The key to grey seal identification is the pattern of the fur as it is as unique as human fingerprints. Using photographs these fur patterns can be squared to find a match. This method is known as Photo-Identification or short photo-ID.
Examples of the grey seal Photo-ID
The Personal Seal Sheet needs a set of three clear images of the individual animal in order to find a 100% match between the seal and the random photograph. Here is an example of how a set of Photo-ID images look like. The Personal Seal Sheets of Lilo and Mya have the needed set of identification pictures, which can be used as a basis for Photo-ID
Not always easy
The Photo-ID has its restrictions. Sometimes the animals are covered in sand or the sun reflects on the fur, thus hiding parts or the whole fur pattern, the Photo-ID is based on. The fur pattern of young seals can change slightly during the growth process in terms of contrast and size of the spots. Flipper-tags may aid in the identification process, especially during the first years of a seals life.
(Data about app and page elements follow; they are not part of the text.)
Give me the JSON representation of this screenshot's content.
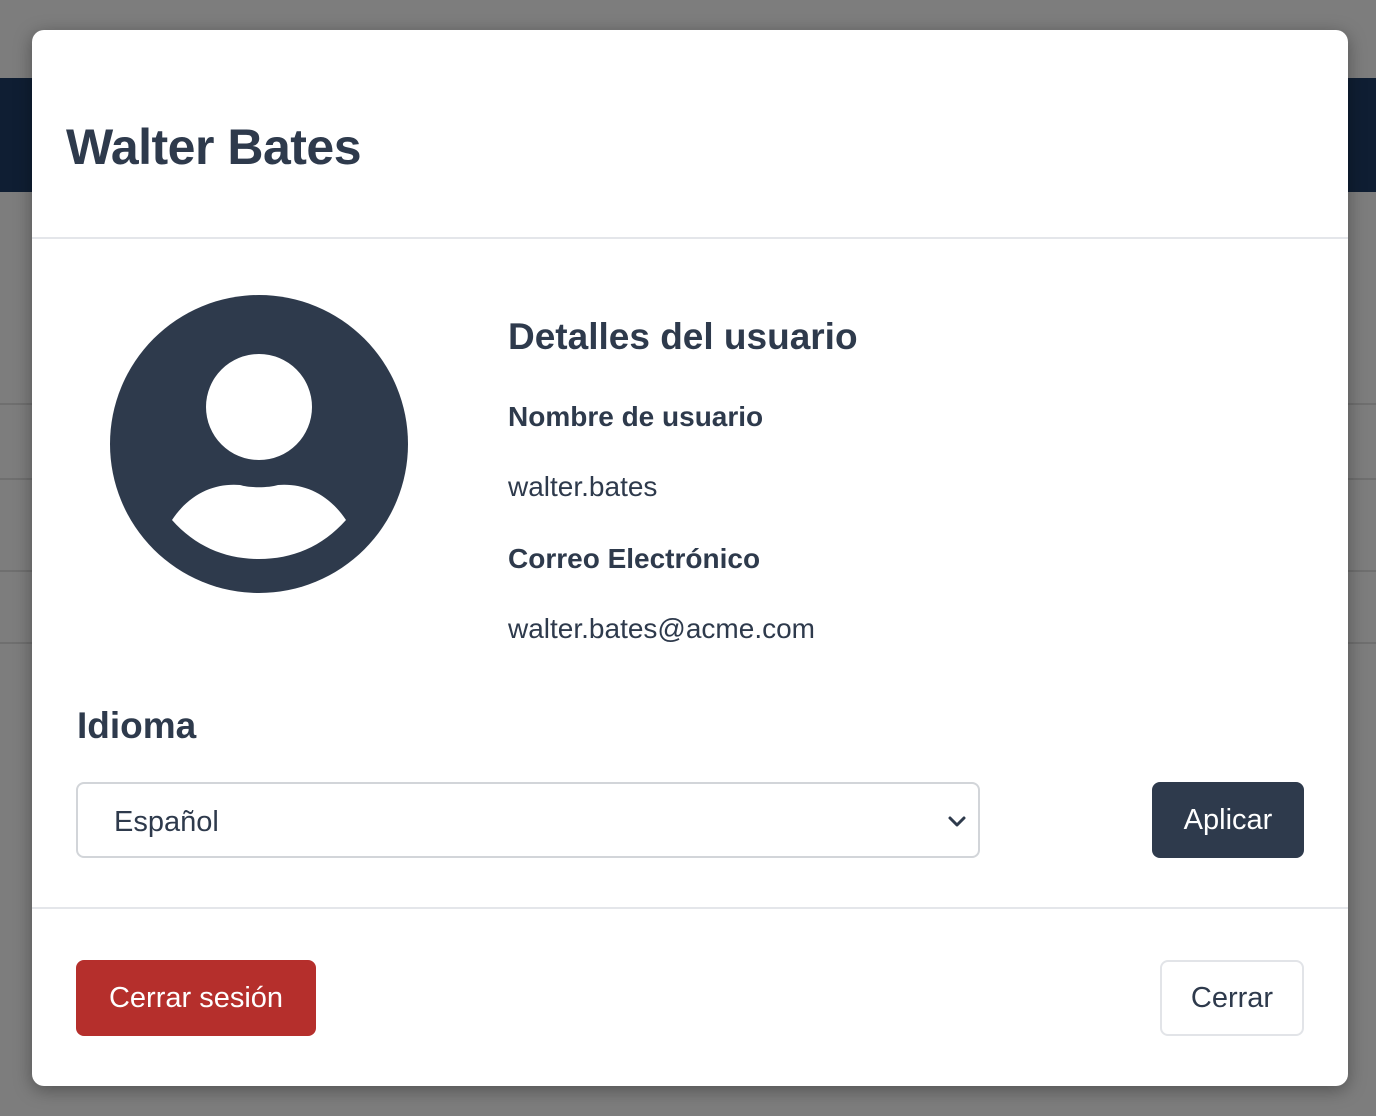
{
  "modal": {
    "title": "Walter Bates"
  },
  "details": {
    "heading": "Detalles del usuario",
    "username_label": "Nombre de usuario",
    "username_value": "walter.bates",
    "email_label": "Correo Electrónico",
    "email_value": "walter.bates@acme.com"
  },
  "language": {
    "heading": "Idioma",
    "selected": "Español",
    "apply_label": "Aplicar"
  },
  "footer": {
    "logout_label": "Cerrar sesión",
    "close_label": "Cerrar"
  },
  "icons": {
    "avatar": "user-circle-icon",
    "select_chevron": "chevron-down-icon"
  },
  "colors": {
    "primary": "#2e3a4c",
    "danger": "#b52f2c",
    "background_navbar": "#0f1e33"
  }
}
Numbered seals – Flipper-tags – but why?
Seals are tagged by trained personel only. In this case it is the ranger that takes care and is in charge of the wildlife in this area.
Since pups have an white coat (=Lanugo) without fur patterns during the first weeks of life, individual recognition via Photo-ID is impossible.These tags help to keep track of the seals during this period and also are an aid when observing individuals to decide whether a pup may be in need of help, for example when the mother animal abandoned it during this critical time of nursing.
Flipper-tags on older seals help to determine the age and origin of an individual.
Can you spot the difference?
Try to identify some of the seals in this short quiz!